Exercise:
In the entries that follow, which lines hold the string "title"? List them.

Exercise inputs:
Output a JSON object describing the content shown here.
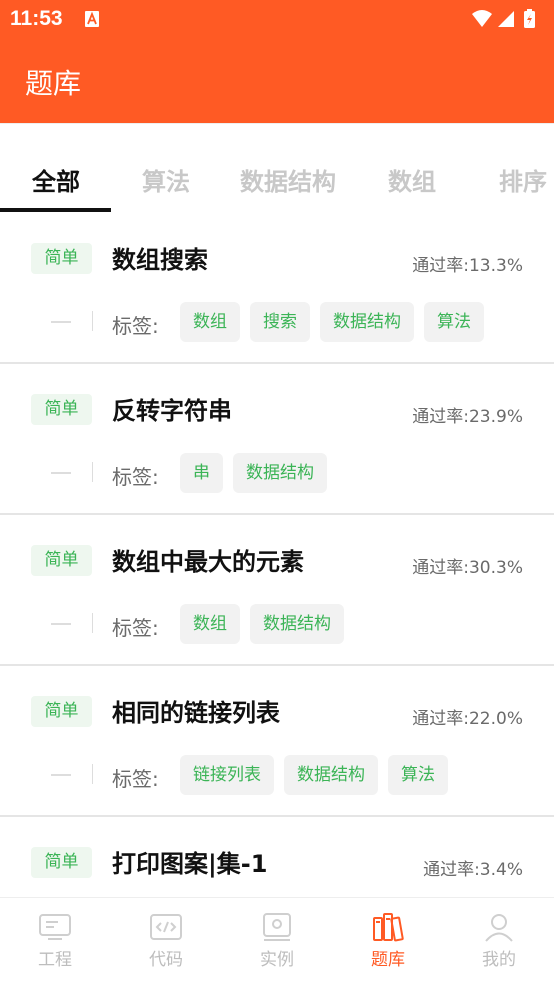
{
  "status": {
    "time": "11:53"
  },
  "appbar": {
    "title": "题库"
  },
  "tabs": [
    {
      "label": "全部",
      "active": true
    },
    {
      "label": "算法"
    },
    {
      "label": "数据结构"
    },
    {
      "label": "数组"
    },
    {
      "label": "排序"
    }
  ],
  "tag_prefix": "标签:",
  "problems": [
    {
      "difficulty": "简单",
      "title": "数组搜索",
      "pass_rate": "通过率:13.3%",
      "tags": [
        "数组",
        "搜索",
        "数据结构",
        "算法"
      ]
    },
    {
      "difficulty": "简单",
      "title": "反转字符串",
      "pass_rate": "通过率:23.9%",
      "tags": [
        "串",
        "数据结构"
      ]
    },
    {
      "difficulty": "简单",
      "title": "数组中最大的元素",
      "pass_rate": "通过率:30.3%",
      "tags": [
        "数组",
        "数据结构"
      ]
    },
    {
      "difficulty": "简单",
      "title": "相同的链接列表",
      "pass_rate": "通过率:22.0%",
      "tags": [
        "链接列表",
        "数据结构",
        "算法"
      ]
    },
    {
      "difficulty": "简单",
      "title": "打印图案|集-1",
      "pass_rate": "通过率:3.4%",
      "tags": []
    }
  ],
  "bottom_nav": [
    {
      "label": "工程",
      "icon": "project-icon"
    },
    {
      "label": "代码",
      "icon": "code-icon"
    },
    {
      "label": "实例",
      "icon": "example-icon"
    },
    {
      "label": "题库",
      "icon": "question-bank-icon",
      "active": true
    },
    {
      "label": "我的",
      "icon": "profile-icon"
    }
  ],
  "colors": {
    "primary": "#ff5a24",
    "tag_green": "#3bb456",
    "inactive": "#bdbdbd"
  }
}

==

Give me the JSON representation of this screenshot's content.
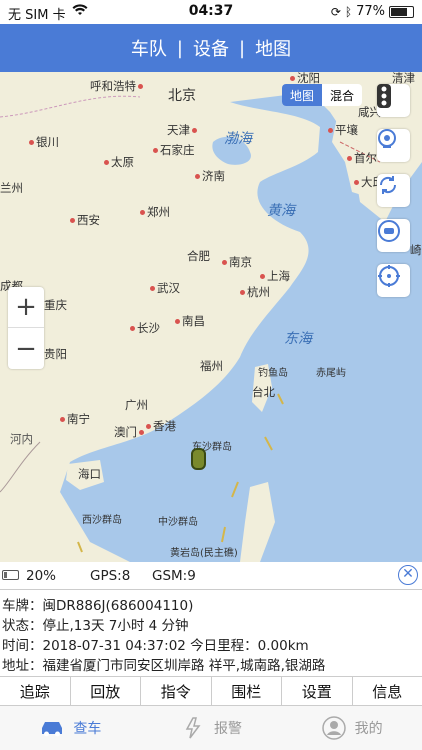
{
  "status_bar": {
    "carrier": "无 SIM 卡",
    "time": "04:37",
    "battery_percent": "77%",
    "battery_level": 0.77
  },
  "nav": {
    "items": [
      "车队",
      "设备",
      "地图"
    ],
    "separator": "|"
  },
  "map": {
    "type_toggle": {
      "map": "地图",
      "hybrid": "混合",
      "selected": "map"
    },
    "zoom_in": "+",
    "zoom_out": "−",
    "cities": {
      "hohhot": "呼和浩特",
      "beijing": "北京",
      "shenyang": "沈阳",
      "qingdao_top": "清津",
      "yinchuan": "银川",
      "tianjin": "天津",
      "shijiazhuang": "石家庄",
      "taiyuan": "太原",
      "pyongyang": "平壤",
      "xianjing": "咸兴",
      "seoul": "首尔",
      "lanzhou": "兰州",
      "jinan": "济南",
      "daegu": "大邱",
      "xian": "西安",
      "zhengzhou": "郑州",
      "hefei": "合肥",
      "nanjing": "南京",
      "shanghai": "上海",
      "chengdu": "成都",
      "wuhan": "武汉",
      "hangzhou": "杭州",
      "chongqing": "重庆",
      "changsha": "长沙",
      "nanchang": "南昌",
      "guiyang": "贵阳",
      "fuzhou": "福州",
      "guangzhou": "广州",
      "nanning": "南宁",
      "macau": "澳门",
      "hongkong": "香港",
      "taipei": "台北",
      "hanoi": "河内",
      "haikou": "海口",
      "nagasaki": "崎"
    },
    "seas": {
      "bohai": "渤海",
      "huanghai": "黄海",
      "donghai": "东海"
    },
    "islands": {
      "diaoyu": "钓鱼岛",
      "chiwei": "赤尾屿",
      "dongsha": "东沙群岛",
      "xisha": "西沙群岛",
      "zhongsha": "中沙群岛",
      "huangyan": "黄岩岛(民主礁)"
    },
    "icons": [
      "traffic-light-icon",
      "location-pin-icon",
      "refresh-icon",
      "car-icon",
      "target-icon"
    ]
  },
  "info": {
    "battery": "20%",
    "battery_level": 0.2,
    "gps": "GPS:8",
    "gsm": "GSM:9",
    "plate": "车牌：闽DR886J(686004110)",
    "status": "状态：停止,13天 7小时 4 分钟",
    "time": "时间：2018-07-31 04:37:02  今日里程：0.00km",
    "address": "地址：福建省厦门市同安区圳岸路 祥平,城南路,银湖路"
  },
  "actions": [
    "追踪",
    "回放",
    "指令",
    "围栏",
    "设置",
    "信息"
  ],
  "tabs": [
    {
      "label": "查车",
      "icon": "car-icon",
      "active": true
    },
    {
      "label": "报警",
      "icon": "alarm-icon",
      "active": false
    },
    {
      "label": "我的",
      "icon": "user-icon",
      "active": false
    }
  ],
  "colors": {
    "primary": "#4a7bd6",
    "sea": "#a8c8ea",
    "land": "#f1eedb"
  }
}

Response to this exercise:
    "title": "题库"
      "title": "数组搜索",
      "title": "反转字符串",
      "title": "数组中最大的元素",
      "title": "相同的链接列表",
      "title": "打印图案|集-1",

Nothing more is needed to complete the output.